▸ Brief: What you return must match the records exactly, except that the pictures are gone.

====

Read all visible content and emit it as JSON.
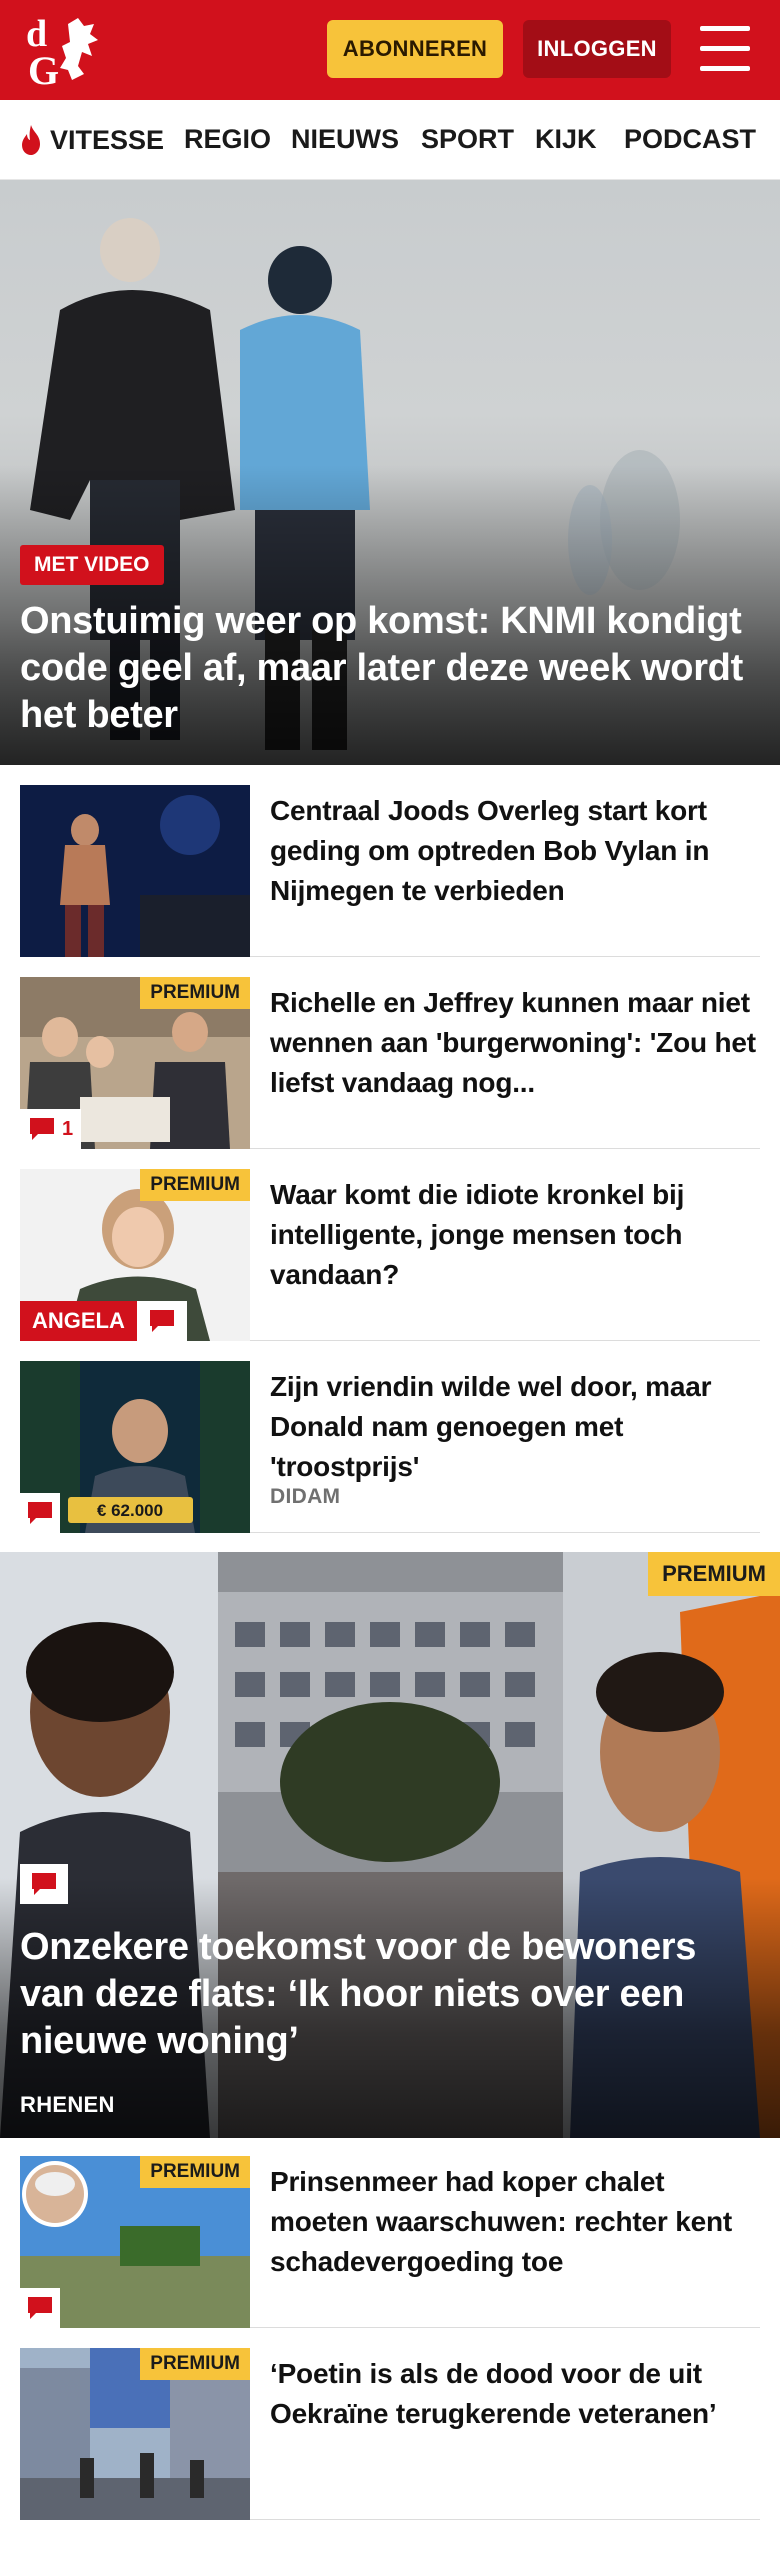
{
  "header": {
    "logo_text": "dG",
    "subscribe_label": "ABONNEREN",
    "login_label": "INLOGGEN",
    "menu_icon": "hamburger-menu-icon",
    "brand_color": "#d1111c",
    "accent_color": "#f7c33a"
  },
  "nav": {
    "items": [
      {
        "label": "VITESSE",
        "icon": "flame-icon"
      },
      {
        "label": "REGIO"
      },
      {
        "label": "NIEUWS"
      },
      {
        "label": "SPORT"
      },
      {
        "label": "KIJK"
      },
      {
        "label": "PODCAST"
      }
    ]
  },
  "hero": {
    "badge": "MET VIDEO",
    "title": "Onstuimig weer op komst: KNMI kondigt code geel af, maar later deze week wordt het beter"
  },
  "articles": [
    {
      "title": "Centraal Joods Overleg start kort geding om optreden Bob Vylan in Nijmegen te verbieden"
    },
    {
      "title": "Richelle en Jeffrey kunnen maar niet wennen aan 'burgerwoning': 'Zou het liefst vandaag nog...",
      "premium": "PREMIUM",
      "comments": "1"
    },
    {
      "title": "Waar komt die idiote kronkel bij intelligente, jonge mensen toch vandaan?",
      "premium": "PREMIUM",
      "author": "ANGELA"
    },
    {
      "title": "Zijn vriendin wilde wel door, maar Donald nam genoegen met 'troostprijs'",
      "city": "DIDAM",
      "prize": "€ 62.000"
    }
  ],
  "feature": {
    "premium": "PREMIUM",
    "title": "Onzekere toekomst voor de bewoners van deze flats: ‘Ik hoor niets over een nieuwe woning’",
    "city": "RHENEN"
  },
  "articles2": [
    {
      "title": "Prinsenmeer had koper chalet moeten waarschuwen: rechter kent schadevergoeding toe",
      "premium": "PREMIUM"
    },
    {
      "title": "‘Poetin is als de dood voor de uit Oekraïne terugkerende veteranen’",
      "premium": "PREMIUM"
    }
  ]
}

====

▸ Result of this task:
Read all visible content and emit it as JSON.
{
  "header": {
    "logo_text": "dG",
    "subscribe_label": "ABONNEREN",
    "login_label": "INLOGGEN",
    "menu_icon": "hamburger-menu-icon",
    "brand_color": "#d1111c",
    "accent_color": "#f7c33a"
  },
  "nav": {
    "items": [
      {
        "label": "VITESSE",
        "icon": "flame-icon"
      },
      {
        "label": "REGIO"
      },
      {
        "label": "NIEUWS"
      },
      {
        "label": "SPORT"
      },
      {
        "label": "KIJK"
      },
      {
        "label": "PODCAST"
      }
    ]
  },
  "hero": {
    "badge": "MET VIDEO",
    "title": "Onstuimig weer op komst: KNMI kondigt code geel af, maar later deze week wordt het beter"
  },
  "articles": [
    {
      "title": "Centraal Joods Overleg start kort geding om optreden Bob Vylan in Nijmegen te verbieden"
    },
    {
      "title": "Richelle en Jeffrey kunnen maar niet wennen aan 'burgerwoning': 'Zou het liefst vandaag nog...",
      "premium": "PREMIUM",
      "comments": "1"
    },
    {
      "title": "Waar komt die idiote kronkel bij intelligente, jonge mensen toch vandaan?",
      "premium": "PREMIUM",
      "author": "ANGELA"
    },
    {
      "title": "Zijn vriendin wilde wel door, maar Donald nam genoegen met 'troostprijs'",
      "city": "DIDAM",
      "prize": "€ 62.000"
    }
  ],
  "feature": {
    "premium": "PREMIUM",
    "title": "Onzekere toekomst voor de bewoners van deze flats: ‘Ik hoor niets over een nieuwe woning’",
    "city": "RHENEN"
  },
  "articles2": [
    {
      "title": "Prinsenmeer had koper chalet moeten waarschuwen: rechter kent schadevergoeding toe",
      "premium": "PREMIUM"
    },
    {
      "title": "‘Poetin is als de dood voor de uit Oekraïne terugkerende veteranen’",
      "premium": "PREMIUM"
    }
  ]
}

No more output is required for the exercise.